● **DIRECTIONS FOR THIS TASK**
Check each line of the material that follows, and copy those holding the string "JSON".

● **RECORDS FOR THE EXERCISE**
◇ ◇ ◇ ◇ ◇

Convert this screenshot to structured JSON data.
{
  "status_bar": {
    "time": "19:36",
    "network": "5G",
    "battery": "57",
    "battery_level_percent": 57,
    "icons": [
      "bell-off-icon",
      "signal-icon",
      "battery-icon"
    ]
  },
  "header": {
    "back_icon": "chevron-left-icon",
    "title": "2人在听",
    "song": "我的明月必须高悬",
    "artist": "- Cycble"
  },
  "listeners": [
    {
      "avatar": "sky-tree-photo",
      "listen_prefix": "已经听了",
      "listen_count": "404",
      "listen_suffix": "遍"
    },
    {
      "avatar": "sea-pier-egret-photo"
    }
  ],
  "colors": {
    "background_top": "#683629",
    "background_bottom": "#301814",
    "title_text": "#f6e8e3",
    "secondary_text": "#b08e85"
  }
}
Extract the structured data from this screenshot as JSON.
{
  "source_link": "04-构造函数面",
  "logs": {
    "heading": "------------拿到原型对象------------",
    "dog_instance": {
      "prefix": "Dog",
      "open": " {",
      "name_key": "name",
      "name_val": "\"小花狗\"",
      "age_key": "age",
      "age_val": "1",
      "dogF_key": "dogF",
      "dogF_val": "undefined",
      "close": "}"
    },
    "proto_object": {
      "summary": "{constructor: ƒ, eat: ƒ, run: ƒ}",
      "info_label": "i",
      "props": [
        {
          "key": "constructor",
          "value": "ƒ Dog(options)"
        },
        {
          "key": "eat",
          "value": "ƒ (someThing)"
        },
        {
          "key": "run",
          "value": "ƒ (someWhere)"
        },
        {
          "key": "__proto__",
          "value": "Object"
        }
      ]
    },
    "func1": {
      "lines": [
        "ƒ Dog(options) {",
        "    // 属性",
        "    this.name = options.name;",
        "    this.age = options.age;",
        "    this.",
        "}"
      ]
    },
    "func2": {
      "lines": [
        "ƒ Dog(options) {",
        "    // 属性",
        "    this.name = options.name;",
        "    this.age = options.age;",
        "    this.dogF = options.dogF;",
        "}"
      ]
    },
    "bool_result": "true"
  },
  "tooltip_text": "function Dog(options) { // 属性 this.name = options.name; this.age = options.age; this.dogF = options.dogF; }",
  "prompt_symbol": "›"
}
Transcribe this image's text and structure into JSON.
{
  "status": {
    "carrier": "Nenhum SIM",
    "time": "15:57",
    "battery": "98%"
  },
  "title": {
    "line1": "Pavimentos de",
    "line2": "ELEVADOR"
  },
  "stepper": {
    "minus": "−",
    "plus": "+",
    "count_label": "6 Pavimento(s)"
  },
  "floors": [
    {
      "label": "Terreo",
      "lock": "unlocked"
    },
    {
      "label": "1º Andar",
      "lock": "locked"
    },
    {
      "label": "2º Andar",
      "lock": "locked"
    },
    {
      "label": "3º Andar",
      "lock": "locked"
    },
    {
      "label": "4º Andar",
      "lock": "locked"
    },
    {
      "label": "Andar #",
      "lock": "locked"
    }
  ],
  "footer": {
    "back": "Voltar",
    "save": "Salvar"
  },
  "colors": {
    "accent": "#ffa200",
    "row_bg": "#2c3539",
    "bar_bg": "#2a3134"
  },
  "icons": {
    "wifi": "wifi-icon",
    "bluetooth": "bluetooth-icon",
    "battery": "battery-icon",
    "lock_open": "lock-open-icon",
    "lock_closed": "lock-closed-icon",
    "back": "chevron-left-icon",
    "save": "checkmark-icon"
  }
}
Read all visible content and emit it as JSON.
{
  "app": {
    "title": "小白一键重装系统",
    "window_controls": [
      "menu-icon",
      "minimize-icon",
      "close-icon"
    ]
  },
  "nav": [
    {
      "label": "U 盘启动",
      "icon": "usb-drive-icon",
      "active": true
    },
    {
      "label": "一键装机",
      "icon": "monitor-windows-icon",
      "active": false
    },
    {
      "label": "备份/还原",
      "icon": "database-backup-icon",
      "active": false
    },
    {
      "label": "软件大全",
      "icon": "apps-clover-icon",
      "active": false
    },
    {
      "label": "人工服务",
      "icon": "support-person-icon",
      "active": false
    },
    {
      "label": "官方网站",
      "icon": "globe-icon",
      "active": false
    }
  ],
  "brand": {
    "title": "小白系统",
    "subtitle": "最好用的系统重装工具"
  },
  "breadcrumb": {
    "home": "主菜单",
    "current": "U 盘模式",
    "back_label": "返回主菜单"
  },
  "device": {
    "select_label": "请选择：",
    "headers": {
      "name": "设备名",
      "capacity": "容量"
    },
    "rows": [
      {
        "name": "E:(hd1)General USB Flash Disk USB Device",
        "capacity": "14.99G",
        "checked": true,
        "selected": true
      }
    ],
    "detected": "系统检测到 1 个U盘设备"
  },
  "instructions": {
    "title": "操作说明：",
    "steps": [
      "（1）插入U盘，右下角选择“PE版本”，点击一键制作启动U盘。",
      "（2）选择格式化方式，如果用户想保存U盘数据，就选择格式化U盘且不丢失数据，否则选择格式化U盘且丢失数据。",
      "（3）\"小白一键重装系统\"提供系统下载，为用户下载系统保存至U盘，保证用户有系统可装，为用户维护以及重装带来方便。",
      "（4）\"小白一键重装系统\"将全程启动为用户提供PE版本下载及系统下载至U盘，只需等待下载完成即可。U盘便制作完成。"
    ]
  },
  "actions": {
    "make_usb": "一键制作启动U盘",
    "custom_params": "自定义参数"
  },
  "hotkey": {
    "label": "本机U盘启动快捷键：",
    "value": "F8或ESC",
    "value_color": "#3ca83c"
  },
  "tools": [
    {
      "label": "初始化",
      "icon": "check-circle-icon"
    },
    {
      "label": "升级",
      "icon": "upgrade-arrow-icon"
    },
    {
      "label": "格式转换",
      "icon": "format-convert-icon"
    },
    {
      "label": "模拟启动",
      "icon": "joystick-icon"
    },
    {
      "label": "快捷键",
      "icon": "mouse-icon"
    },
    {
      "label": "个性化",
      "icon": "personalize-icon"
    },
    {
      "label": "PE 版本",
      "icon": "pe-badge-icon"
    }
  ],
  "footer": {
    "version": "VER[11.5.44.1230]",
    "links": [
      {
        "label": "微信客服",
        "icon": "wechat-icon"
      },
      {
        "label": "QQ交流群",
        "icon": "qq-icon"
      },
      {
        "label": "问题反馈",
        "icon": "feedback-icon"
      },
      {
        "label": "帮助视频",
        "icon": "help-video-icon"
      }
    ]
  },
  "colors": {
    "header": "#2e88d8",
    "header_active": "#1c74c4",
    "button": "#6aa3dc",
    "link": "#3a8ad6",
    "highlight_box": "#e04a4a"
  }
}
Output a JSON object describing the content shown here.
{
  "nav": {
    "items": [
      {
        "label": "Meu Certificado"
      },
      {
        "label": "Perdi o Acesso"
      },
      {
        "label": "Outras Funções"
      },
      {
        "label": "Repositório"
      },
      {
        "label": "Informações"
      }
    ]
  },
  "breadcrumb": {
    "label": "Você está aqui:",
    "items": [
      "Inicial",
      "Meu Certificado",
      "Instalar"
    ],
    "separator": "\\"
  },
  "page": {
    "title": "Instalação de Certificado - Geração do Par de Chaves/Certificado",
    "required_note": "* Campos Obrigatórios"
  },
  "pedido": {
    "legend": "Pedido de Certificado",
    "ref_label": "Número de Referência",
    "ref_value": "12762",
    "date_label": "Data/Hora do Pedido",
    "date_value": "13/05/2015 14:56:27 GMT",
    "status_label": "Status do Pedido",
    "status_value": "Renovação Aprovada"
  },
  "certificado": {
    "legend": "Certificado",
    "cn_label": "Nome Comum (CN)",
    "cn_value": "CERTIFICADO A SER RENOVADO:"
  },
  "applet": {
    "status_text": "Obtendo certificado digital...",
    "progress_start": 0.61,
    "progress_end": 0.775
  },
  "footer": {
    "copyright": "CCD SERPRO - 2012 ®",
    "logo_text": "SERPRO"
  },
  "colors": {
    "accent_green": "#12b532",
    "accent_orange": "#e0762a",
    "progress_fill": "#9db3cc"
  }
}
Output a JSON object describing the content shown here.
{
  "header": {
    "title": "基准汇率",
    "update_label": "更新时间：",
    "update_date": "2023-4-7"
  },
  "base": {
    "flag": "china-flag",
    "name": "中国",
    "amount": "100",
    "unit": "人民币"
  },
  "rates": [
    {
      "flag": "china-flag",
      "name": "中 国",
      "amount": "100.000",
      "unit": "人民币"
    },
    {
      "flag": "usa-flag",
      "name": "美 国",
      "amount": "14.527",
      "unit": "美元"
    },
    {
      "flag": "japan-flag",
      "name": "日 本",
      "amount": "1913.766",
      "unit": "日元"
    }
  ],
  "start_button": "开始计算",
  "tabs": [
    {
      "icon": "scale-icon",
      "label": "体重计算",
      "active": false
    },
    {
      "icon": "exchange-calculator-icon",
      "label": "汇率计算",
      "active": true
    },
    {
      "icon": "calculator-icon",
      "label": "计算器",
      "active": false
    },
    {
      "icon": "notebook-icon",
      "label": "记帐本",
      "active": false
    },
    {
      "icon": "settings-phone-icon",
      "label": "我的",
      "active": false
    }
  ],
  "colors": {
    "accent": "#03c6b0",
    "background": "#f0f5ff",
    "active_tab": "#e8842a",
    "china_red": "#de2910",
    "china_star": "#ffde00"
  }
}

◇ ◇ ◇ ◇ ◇

● **WORKED SOLUTION**
Convert this screenshot to structured JSON data.
Extract the structured data from this screenshot as JSON.
Transcribe this image's text and structure into JSON.
Read all visible content and emit it as JSON.
Output a JSON object describing the content shown here.
Output a JSON object describing the content shown here.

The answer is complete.